- What this task involves -
This exercise asks for an exact copy of every entry below, with pictures omitted.

(Records drawn from a dataset)
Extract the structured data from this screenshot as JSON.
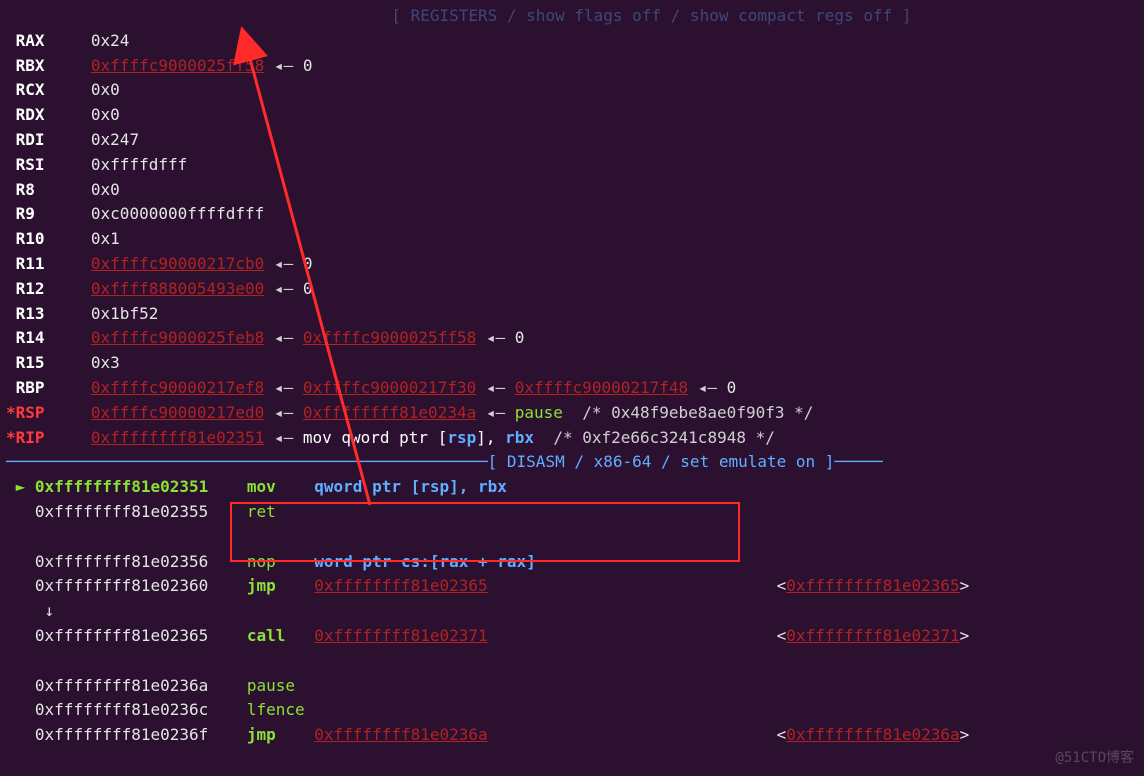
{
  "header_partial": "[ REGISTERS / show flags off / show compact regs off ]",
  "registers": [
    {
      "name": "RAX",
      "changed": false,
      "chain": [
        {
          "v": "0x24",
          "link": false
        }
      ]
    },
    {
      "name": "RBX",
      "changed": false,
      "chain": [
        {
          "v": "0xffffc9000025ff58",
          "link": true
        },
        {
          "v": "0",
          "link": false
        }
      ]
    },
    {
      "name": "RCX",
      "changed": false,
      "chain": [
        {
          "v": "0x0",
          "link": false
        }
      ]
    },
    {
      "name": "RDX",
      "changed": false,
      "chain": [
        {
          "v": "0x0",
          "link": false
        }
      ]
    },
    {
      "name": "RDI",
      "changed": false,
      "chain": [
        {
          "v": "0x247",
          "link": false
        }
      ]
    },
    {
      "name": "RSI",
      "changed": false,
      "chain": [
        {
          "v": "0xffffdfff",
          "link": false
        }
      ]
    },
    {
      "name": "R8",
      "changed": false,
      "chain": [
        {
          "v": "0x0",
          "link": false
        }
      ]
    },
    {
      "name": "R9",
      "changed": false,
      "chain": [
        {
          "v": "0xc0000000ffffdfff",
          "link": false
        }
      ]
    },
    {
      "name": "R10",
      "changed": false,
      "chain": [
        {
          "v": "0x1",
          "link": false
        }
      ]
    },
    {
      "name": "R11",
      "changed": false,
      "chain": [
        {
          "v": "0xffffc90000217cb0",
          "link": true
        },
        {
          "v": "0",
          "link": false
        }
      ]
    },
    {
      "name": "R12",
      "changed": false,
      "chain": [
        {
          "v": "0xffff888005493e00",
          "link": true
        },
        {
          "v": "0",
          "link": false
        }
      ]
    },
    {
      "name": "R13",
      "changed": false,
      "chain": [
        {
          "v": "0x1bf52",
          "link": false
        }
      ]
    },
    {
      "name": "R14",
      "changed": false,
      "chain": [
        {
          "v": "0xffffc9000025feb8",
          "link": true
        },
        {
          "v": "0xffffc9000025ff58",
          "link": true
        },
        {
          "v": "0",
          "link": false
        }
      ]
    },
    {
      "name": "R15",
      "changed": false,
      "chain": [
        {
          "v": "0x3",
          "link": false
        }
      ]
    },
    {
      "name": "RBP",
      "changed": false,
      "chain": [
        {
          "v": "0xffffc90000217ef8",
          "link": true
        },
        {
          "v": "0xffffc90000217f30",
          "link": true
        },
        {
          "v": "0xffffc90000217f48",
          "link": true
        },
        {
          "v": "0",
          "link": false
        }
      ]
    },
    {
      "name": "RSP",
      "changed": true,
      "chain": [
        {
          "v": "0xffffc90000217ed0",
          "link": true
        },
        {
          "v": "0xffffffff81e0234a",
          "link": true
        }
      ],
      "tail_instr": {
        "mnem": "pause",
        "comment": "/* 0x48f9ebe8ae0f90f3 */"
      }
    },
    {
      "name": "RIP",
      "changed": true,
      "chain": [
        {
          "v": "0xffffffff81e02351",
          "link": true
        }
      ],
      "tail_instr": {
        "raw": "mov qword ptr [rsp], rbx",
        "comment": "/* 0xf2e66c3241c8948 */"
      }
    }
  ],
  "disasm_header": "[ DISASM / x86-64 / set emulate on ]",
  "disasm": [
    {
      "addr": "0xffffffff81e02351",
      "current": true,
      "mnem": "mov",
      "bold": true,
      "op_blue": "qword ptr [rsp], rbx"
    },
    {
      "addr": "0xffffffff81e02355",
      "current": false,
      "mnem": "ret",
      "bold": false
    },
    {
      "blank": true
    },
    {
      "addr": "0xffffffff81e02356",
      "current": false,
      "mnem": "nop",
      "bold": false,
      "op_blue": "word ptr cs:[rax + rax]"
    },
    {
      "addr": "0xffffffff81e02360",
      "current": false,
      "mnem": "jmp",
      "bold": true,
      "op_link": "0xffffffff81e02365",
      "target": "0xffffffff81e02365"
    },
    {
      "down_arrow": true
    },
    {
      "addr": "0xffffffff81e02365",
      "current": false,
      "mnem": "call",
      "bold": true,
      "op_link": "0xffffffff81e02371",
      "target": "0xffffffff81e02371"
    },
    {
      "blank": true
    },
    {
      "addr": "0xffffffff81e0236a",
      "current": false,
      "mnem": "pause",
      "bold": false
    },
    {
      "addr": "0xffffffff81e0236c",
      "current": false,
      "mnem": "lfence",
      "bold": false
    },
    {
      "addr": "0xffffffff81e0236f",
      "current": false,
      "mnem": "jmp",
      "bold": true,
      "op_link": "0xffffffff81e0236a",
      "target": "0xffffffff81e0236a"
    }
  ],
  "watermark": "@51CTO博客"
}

- Answer to this exercise -
Extract the structured data from this screenshot as JSON.
{
  "header_partial": "[ REGISTERS / show flags off / show compact regs off ]",
  "registers": [
    {
      "name": "RAX",
      "changed": false,
      "chain": [
        {
          "v": "0x24",
          "link": false
        }
      ]
    },
    {
      "name": "RBX",
      "changed": false,
      "chain": [
        {
          "v": "0xffffc9000025ff58",
          "link": true
        },
        {
          "v": "0",
          "link": false
        }
      ]
    },
    {
      "name": "RCX",
      "changed": false,
      "chain": [
        {
          "v": "0x0",
          "link": false
        }
      ]
    },
    {
      "name": "RDX",
      "changed": false,
      "chain": [
        {
          "v": "0x0",
          "link": false
        }
      ]
    },
    {
      "name": "RDI",
      "changed": false,
      "chain": [
        {
          "v": "0x247",
          "link": false
        }
      ]
    },
    {
      "name": "RSI",
      "changed": false,
      "chain": [
        {
          "v": "0xffffdfff",
          "link": false
        }
      ]
    },
    {
      "name": "R8",
      "changed": false,
      "chain": [
        {
          "v": "0x0",
          "link": false
        }
      ]
    },
    {
      "name": "R9",
      "changed": false,
      "chain": [
        {
          "v": "0xc0000000ffffdfff",
          "link": false
        }
      ]
    },
    {
      "name": "R10",
      "changed": false,
      "chain": [
        {
          "v": "0x1",
          "link": false
        }
      ]
    },
    {
      "name": "R11",
      "changed": false,
      "chain": [
        {
          "v": "0xffffc90000217cb0",
          "link": true
        },
        {
          "v": "0",
          "link": false
        }
      ]
    },
    {
      "name": "R12",
      "changed": false,
      "chain": [
        {
          "v": "0xffff888005493e00",
          "link": true
        },
        {
          "v": "0",
          "link": false
        }
      ]
    },
    {
      "name": "R13",
      "changed": false,
      "chain": [
        {
          "v": "0x1bf52",
          "link": false
        }
      ]
    },
    {
      "name": "R14",
      "changed": false,
      "chain": [
        {
          "v": "0xffffc9000025feb8",
          "link": true
        },
        {
          "v": "0xffffc9000025ff58",
          "link": true
        },
        {
          "v": "0",
          "link": false
        }
      ]
    },
    {
      "name": "R15",
      "changed": false,
      "chain": [
        {
          "v": "0x3",
          "link": false
        }
      ]
    },
    {
      "name": "RBP",
      "changed": false,
      "chain": [
        {
          "v": "0xffffc90000217ef8",
          "link": true
        },
        {
          "v": "0xffffc90000217f30",
          "link": true
        },
        {
          "v": "0xffffc90000217f48",
          "link": true
        },
        {
          "v": "0",
          "link": false
        }
      ]
    },
    {
      "name": "RSP",
      "changed": true,
      "chain": [
        {
          "v": "0xffffc90000217ed0",
          "link": true
        },
        {
          "v": "0xffffffff81e0234a",
          "link": true
        }
      ],
      "tail_instr": {
        "mnem": "pause",
        "comment": "/* 0x48f9ebe8ae0f90f3 */"
      }
    },
    {
      "name": "RIP",
      "changed": true,
      "chain": [
        {
          "v": "0xffffffff81e02351",
          "link": true
        }
      ],
      "tail_instr": {
        "raw": "mov qword ptr [rsp], rbx",
        "comment": "/* 0xf2e66c3241c8948 */"
      }
    }
  ],
  "disasm_header": "[ DISASM / x86-64 / set emulate on ]",
  "disasm": [
    {
      "addr": "0xffffffff81e02351",
      "current": true,
      "mnem": "mov",
      "bold": true,
      "op_blue": "qword ptr [rsp], rbx"
    },
    {
      "addr": "0xffffffff81e02355",
      "current": false,
      "mnem": "ret",
      "bold": false
    },
    {
      "blank": true
    },
    {
      "addr": "0xffffffff81e02356",
      "current": false,
      "mnem": "nop",
      "bold": false,
      "op_blue": "word ptr cs:[rax + rax]"
    },
    {
      "addr": "0xffffffff81e02360",
      "current": false,
      "mnem": "jmp",
      "bold": true,
      "op_link": "0xffffffff81e02365",
      "target": "0xffffffff81e02365"
    },
    {
      "down_arrow": true
    },
    {
      "addr": "0xffffffff81e02365",
      "current": false,
      "mnem": "call",
      "bold": true,
      "op_link": "0xffffffff81e02371",
      "target": "0xffffffff81e02371"
    },
    {
      "blank": true
    },
    {
      "addr": "0xffffffff81e0236a",
      "current": false,
      "mnem": "pause",
      "bold": false
    },
    {
      "addr": "0xffffffff81e0236c",
      "current": false,
      "mnem": "lfence",
      "bold": false
    },
    {
      "addr": "0xffffffff81e0236f",
      "current": false,
      "mnem": "jmp",
      "bold": true,
      "op_link": "0xffffffff81e0236a",
      "target": "0xffffffff81e0236a"
    }
  ],
  "watermark": "@51CTO博客"
}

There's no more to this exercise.